The Prospective Parliamentary Candidate (PPC) is also a “player” in the local contest, but we know from our experience that if the candidate is from the “right” party for that part of the country even a monkey could be elected – not that I am suggesting any UKIP candidates are monkeys. Far from it, with the hostile press, we must ensure that our PPCs are smarter, sharper and more properly articulate than those of the other parties.
As already alluded to, how the Press (or media) handles us and how we handle them is crucial to our performance next year. This topic could fill a whole article in itself, but what we have seen is that their denigration of UKIP has helped divide voters – those who their smears have driven closer to us, and those who have been driven further away. Reducing the number of people “driven away” is a critical task, I suggest, which requires us playing a broader set of cards than immigration and the EU.

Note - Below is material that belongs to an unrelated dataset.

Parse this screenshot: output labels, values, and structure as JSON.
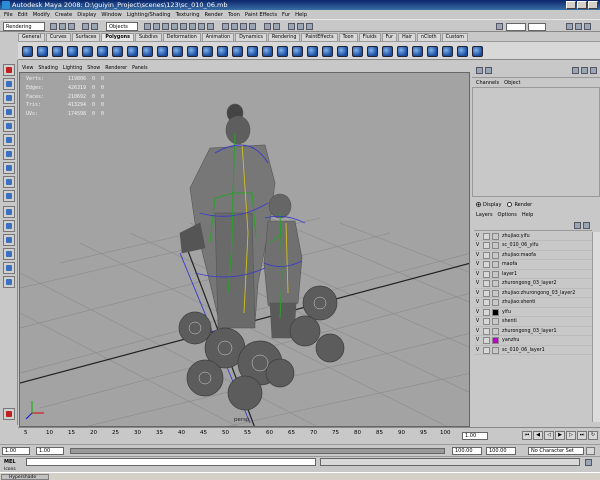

Nationally, how well UKIP presents its policies against the way the other parties present theirs is crucial. There is a severe danger of the Conservatives copying some of UKIP’s policies, or perhaps just gesturing to copy some. The other aspect is how well senior UKIPpers perform – in this respect, I am pleased that Nigel plans to appoint a mini Shadow Cabinet, presumably from amongst his MEPs.
Now, the moment you have all been waiting for. There are some health warnings on this:
- It is only based on the European election results by local council, and how many elected UKIP Councillors there are. I have not (as yet) considered local election results.
- It is based on the median result of 1 exit poll and 2 opinion polls (72% stay with UKIP). For the two opinion polls, I have used the proportions of which party 2014 supporters not voting UKIP in 2015 have opted for: 18% Tory, 9% Labour, 1% Lib Dem.
- I have also made assumptions on 2015 voting intentions for people who voted for “small” parties. For example, I guess that the majority who voted for “An Independence from Europe” would vote UKIP in 2015, given many did so in error.
- Those who vote in General Elections only are complete unknowns, of course.
- Other seats not mentioned may well be close to a win based on present data, and may be able to pull themselves up to a winning position by 2015.
So, here’s my rather loose prediction of potential UKIP General Election wins within those caveats, grouped by region, where the predicted UKIP votes (as adjusted by the factors above) in the council areas that counted Euro results would indicate wins in the co-located constituencies, graded Excellent, Probable or Possible.
So, that’s 12 “Excellents”, 4 “Probables” and 6 “Possibles”. However, it’s based on the state of (European) election results and opinion polls today. There are a lot more seats not far behind those listed above, but the table represents the ones supported by the best numbers.
And, remember this: a week is a long time in politics, and a year is an aeon!